Goal of the exercise
The answer must consist of each line below that contains the string "icon".

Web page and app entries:
▽

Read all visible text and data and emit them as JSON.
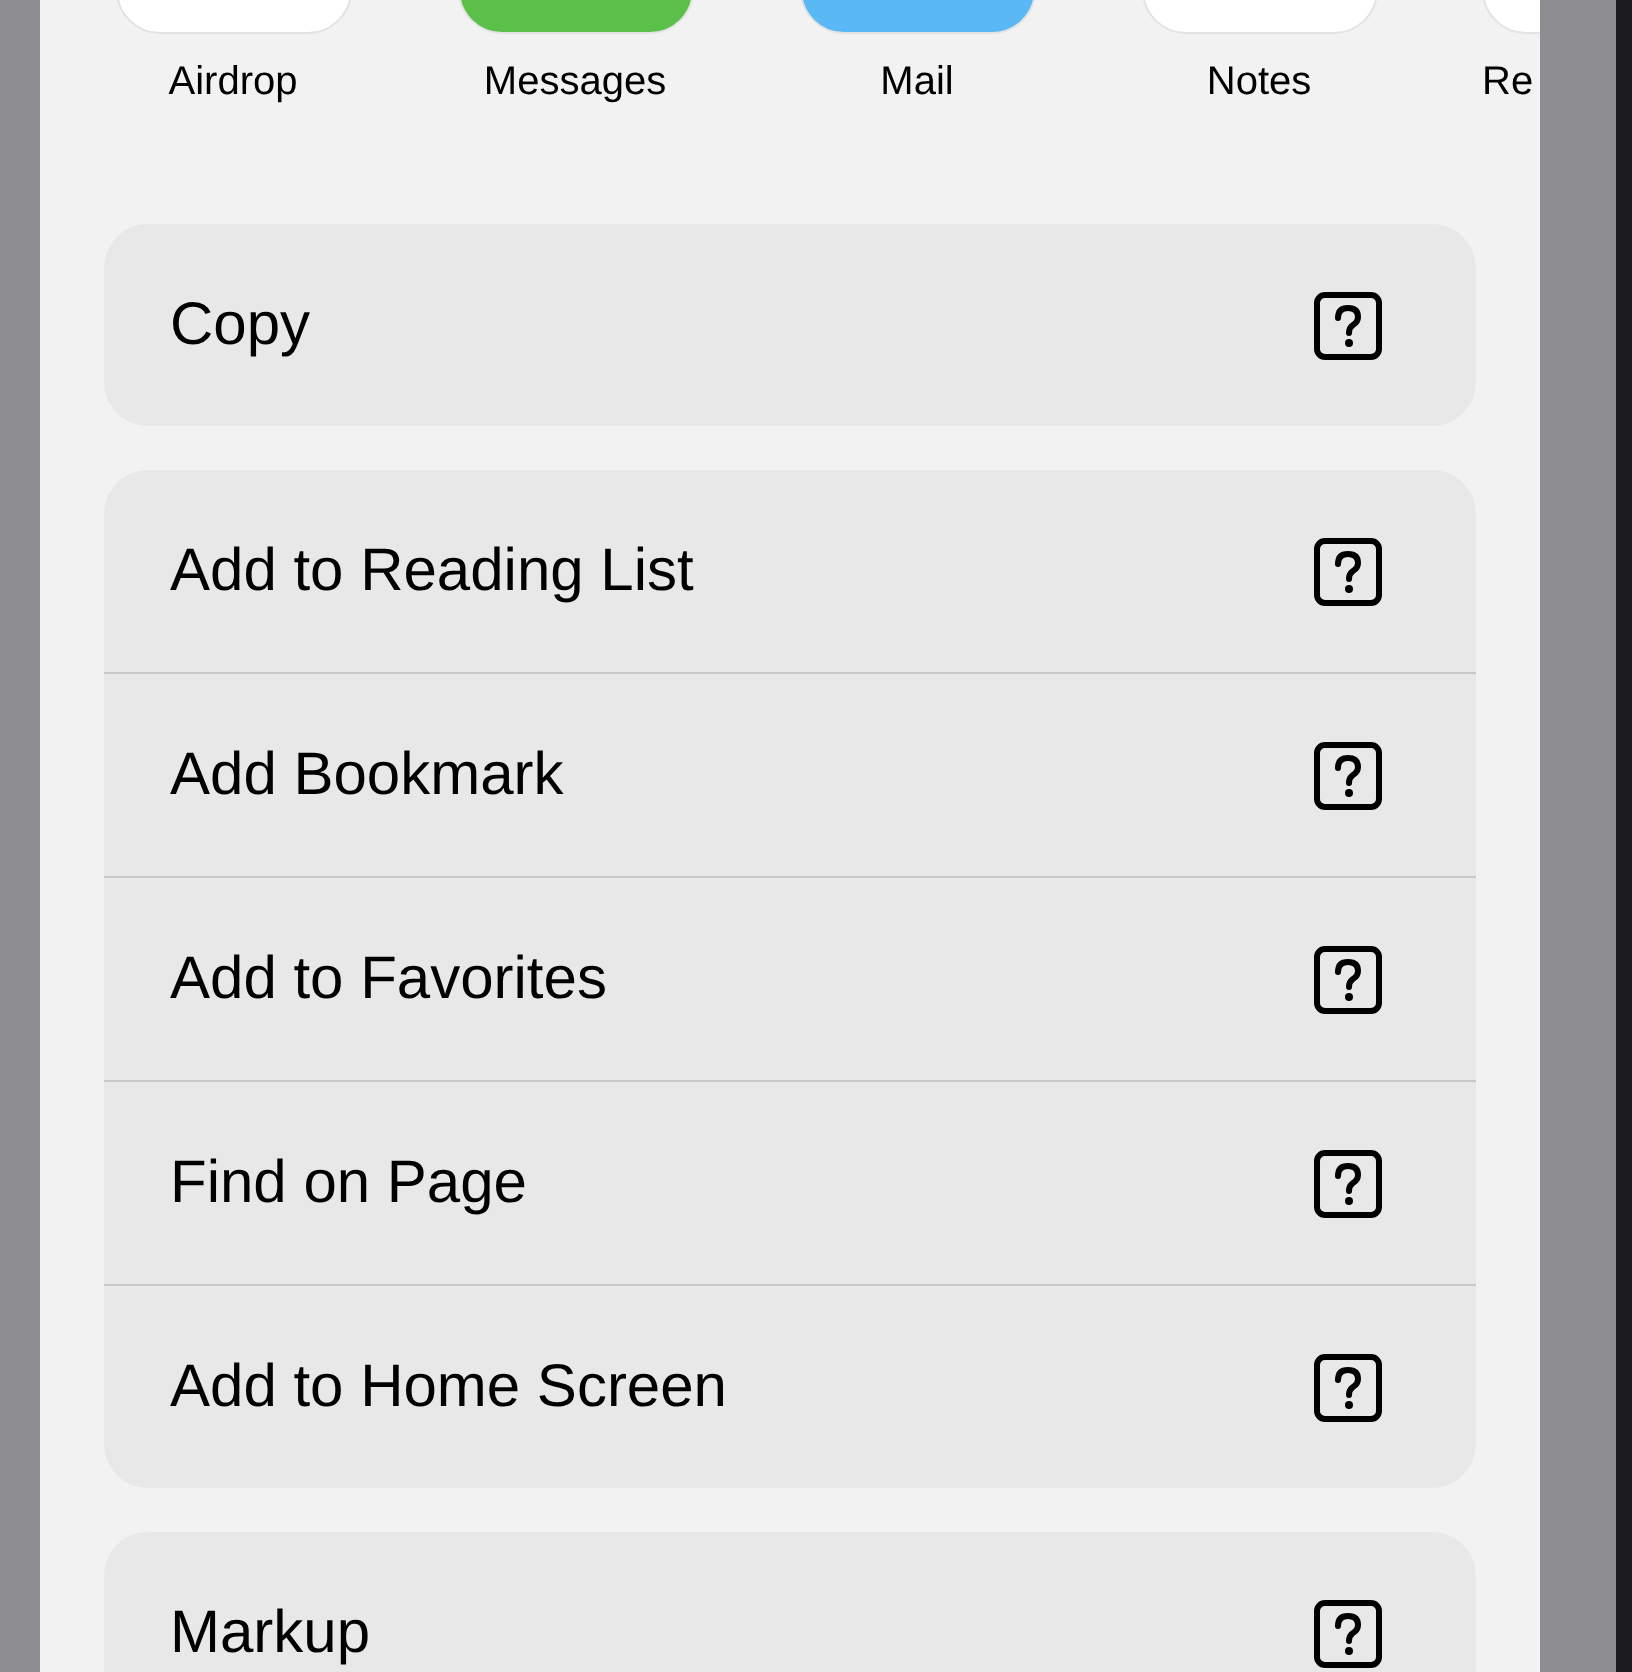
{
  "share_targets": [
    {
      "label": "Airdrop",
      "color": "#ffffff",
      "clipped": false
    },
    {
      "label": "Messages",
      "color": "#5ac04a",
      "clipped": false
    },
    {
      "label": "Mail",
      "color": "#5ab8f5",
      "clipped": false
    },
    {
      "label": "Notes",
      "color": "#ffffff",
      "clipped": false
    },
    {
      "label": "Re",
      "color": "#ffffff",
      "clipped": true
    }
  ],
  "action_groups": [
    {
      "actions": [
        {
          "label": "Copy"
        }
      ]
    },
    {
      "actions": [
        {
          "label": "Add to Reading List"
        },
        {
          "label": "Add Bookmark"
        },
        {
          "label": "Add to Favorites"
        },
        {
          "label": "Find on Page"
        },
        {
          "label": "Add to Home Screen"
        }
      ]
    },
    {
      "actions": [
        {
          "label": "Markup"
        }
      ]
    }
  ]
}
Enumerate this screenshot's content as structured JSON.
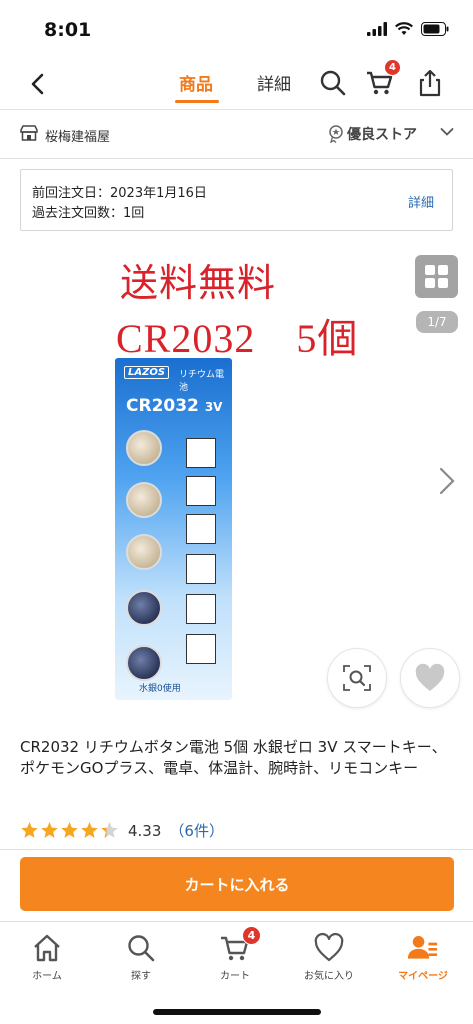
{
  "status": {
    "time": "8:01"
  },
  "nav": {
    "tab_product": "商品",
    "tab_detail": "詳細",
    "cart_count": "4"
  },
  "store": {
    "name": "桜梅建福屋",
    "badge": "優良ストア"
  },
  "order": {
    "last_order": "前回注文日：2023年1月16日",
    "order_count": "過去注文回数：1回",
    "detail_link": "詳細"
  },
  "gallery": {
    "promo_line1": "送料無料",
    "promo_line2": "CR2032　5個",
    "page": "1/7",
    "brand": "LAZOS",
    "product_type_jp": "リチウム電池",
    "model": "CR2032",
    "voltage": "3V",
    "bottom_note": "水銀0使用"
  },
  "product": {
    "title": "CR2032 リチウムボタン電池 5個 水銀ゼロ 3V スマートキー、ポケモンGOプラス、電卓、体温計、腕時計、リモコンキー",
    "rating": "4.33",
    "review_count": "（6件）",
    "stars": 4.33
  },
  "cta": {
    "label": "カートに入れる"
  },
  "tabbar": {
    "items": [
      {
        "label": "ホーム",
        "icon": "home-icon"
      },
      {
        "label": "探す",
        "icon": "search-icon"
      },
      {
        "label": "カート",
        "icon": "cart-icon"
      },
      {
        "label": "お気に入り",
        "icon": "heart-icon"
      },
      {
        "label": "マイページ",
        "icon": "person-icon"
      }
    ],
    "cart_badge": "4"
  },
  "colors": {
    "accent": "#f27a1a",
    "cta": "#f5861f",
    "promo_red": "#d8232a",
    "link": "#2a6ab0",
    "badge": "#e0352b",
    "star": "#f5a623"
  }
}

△

Result of this exercise
        "icon": "home-icon"
        "icon": "search-icon"
        "icon": "cart-icon"
        "icon": "heart-icon"
        "icon": "person-icon"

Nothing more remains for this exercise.